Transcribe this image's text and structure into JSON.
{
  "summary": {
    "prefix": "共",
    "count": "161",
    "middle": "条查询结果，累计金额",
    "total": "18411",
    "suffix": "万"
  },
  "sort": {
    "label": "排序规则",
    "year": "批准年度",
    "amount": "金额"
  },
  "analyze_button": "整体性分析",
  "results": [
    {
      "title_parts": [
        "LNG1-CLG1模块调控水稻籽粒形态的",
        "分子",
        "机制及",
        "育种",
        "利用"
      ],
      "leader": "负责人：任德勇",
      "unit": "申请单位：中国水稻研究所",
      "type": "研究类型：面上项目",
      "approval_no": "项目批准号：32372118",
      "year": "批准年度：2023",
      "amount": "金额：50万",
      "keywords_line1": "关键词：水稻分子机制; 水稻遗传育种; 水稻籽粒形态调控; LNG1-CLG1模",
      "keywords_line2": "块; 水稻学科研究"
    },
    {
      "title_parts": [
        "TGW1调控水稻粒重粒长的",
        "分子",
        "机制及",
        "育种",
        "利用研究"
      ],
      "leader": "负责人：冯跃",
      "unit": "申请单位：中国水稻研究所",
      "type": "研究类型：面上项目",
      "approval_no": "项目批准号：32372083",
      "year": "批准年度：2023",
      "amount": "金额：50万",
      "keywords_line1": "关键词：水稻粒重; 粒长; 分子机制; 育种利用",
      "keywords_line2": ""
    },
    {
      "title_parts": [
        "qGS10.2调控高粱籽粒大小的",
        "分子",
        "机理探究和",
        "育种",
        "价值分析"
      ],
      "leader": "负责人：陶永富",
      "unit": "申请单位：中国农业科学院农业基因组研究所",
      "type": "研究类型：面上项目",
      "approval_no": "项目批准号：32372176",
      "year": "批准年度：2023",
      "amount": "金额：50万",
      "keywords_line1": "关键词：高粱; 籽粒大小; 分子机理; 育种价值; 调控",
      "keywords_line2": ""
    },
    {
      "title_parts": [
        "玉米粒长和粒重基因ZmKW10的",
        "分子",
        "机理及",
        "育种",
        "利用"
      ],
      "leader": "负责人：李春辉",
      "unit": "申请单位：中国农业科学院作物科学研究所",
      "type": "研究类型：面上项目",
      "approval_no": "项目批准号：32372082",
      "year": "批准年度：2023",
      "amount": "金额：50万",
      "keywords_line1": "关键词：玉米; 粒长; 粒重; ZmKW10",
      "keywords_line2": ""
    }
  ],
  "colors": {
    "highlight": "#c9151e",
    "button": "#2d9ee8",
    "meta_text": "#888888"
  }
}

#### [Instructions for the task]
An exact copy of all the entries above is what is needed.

#### [Result of the exercise]
Transcribe this image's text and structure into JSON.
{
  "summary": {
    "prefix": "共",
    "count": "161",
    "middle": "条查询结果，累计金额",
    "total": "18411",
    "suffix": "万"
  },
  "sort": {
    "label": "排序规则",
    "year": "批准年度",
    "amount": "金额"
  },
  "analyze_button": "整体性分析",
  "results": [
    {
      "title_parts": [
        "LNG1-CLG1模块调控水稻籽粒形态的",
        "分子",
        "机制及",
        "育种",
        "利用"
      ],
      "leader": "负责人：任德勇",
      "unit": "申请单位：中国水稻研究所",
      "type": "研究类型：面上项目",
      "approval_no": "项目批准号：32372118",
      "year": "批准年度：2023",
      "amount": "金额：50万",
      "keywords_line1": "关键词：水稻分子机制; 水稻遗传育种; 水稻籽粒形态调控; LNG1-CLG1模",
      "keywords_line2": "块; 水稻学科研究"
    },
    {
      "title_parts": [
        "TGW1调控水稻粒重粒长的",
        "分子",
        "机制及",
        "育种",
        "利用研究"
      ],
      "leader": "负责人：冯跃",
      "unit": "申请单位：中国水稻研究所",
      "type": "研究类型：面上项目",
      "approval_no": "项目批准号：32372083",
      "year": "批准年度：2023",
      "amount": "金额：50万",
      "keywords_line1": "关键词：水稻粒重; 粒长; 分子机制; 育种利用",
      "keywords_line2": ""
    },
    {
      "title_parts": [
        "qGS10.2调控高粱籽粒大小的",
        "分子",
        "机理探究和",
        "育种",
        "价值分析"
      ],
      "leader": "负责人：陶永富",
      "unit": "申请单位：中国农业科学院农业基因组研究所",
      "type": "研究类型：面上项目",
      "approval_no": "项目批准号：32372176",
      "year": "批准年度：2023",
      "amount": "金额：50万",
      "keywords_line1": "关键词：高粱; 籽粒大小; 分子机理; 育种价值; 调控",
      "keywords_line2": ""
    },
    {
      "title_parts": [
        "玉米粒长和粒重基因ZmKW10的",
        "分子",
        "机理及",
        "育种",
        "利用"
      ],
      "leader": "负责人：李春辉",
      "unit": "申请单位：中国农业科学院作物科学研究所",
      "type": "研究类型：面上项目",
      "approval_no": "项目批准号：32372082",
      "year": "批准年度：2023",
      "amount": "金额：50万",
      "keywords_line1": "关键词：玉米; 粒长; 粒重; ZmKW10",
      "keywords_line2": ""
    }
  ],
  "colors": {
    "highlight": "#c9151e",
    "button": "#2d9ee8",
    "meta_text": "#888888"
  }
}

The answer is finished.